Aides to Trump did not respond to questions about what test he took, when he took it and whether they would make the results public. Over more than three years, the president has faced questions about his own health, including why he made a visit to Walter Reed in November that White House officials later claimed was to get a jump on his annual physical.
After his most recent examination, Dr. Sean Conley, the White House physician, who examined him, said, "The data indicates the president remains healthy."
But his summary was not the customary report Trump and other presidents have released immediately after an annual physical exam.

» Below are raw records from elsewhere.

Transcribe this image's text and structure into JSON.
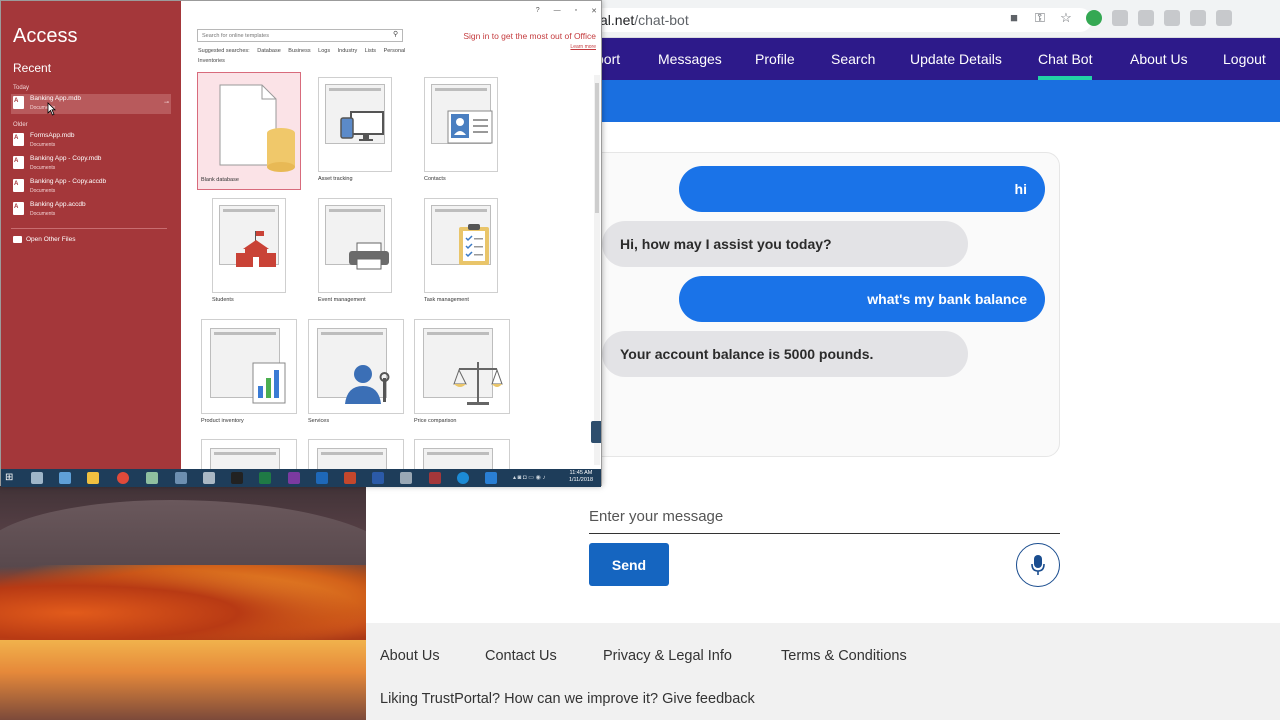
{
  "browser": {
    "url_host": "al.net",
    "url_path": "/chat-bot",
    "nav": [
      {
        "label": "port",
        "active": false
      },
      {
        "label": "Messages",
        "active": false
      },
      {
        "label": "Profile",
        "active": false
      },
      {
        "label": "Search",
        "active": false
      },
      {
        "label": "Update Details",
        "active": false
      },
      {
        "label": "Chat Bot",
        "active": true
      },
      {
        "label": "About Us",
        "active": false
      },
      {
        "label": "Logout",
        "active": false
      }
    ],
    "colors": {
      "nav_bg": "#2d1a8a",
      "hero_band": "#1a6fe0",
      "active_underline": "#22d3a6",
      "user_bubble": "#1a73e8",
      "send_button": "#1565c0"
    },
    "chat": [
      {
        "from": "user",
        "text": "hi"
      },
      {
        "from": "bot",
        "text": "Hi, how may I assist you today?"
      },
      {
        "from": "user",
        "text": "what's my bank balance"
      },
      {
        "from": "bot",
        "text": "Your account balance is 5000 pounds."
      }
    ],
    "message_placeholder": "Enter your message",
    "send_label": "Send",
    "footer_links": [
      "About Us",
      "Contact Us",
      "Privacy & Legal Info",
      "Terms & Conditions"
    ],
    "feedback_text": "Liking TrustPortal? How can we improve it? Give feedback"
  },
  "access": {
    "app_title": "Access",
    "recent_title": "Recent",
    "today_label": "Today",
    "older_label": "Older",
    "recent_today": [
      {
        "name": "Banking App.mdb",
        "path": "Documents"
      }
    ],
    "recent_older": [
      {
        "name": "FormsApp.mdb",
        "path": "Documents"
      },
      {
        "name": "Banking App - Copy.mdb",
        "path": "Documents"
      },
      {
        "name": "Banking App - Copy.accdb",
        "path": "Documents"
      },
      {
        "name": "Banking App.accdb",
        "path": "Documents"
      }
    ],
    "open_other_files": "Open Other Files",
    "window_controls": [
      "?",
      "—",
      "▫",
      "✕"
    ],
    "search_placeholder": "Search for online templates",
    "suggested_label": "Suggested searches:",
    "suggested": [
      "Database",
      "Business",
      "Logs",
      "Industry",
      "Lists",
      "Personal"
    ],
    "suggested_second_line": "Inventories",
    "signin_text": "Sign in to get the most out of Office",
    "learn_more": "Learn more",
    "templates": [
      {
        "name": "Blank database",
        "selected": true
      },
      {
        "name": "Asset tracking",
        "selected": false
      },
      {
        "name": "Contacts",
        "selected": false
      },
      {
        "name": "Students",
        "selected": false
      },
      {
        "name": "Event management",
        "selected": false
      },
      {
        "name": "Task management",
        "selected": false
      },
      {
        "name": "Product inventory",
        "selected": false
      },
      {
        "name": "Services",
        "selected": false
      },
      {
        "name": "Price comparison",
        "selected": false
      }
    ],
    "theme_color": "#a4373a"
  },
  "taskbar": {
    "time": "11:45 AM",
    "date": "1/11/2018"
  }
}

Rather than one examination, the summary was based on an unknown number of medical appointments that included the visit to Walter Reed in November and another from a checkup conducted in April at the White House.
After his annual physical in 2018, the White House physician at the time, Dr. Ronny Jackson, said that the president had received a score of 30 out of 30 on the Montreal Cognitive Assessment, a test that hospitals including Walter Reed use to screen for "mild cognitive dysfunction," and that there was "no reason whatsoever to think the president has any issues whatsoever with his thought processes."
Jackson said then that Trump had asked to take the test.
Since Biden emerged as his opponent in November, the president and his advisers have tried to hammer home a message about whether, at age 77 and prone to gaffes, Biden is mentally capable of being president.
Andrew Bates, a spokesman for Biden, said the accusations were a product of Trump's standing in the polls. "If the Trump campaign believes the answer to their precipitously dropping support is to triple down on yet another smear that's backfired on them for over a year," he said, "then frankly, maybe it's not just Donald Trump who's missing something -- but also his campaign's 'strategists' who somehow still haven't grasped that the 'project, commit a self-own, then repeat' model is accelerating their free fall."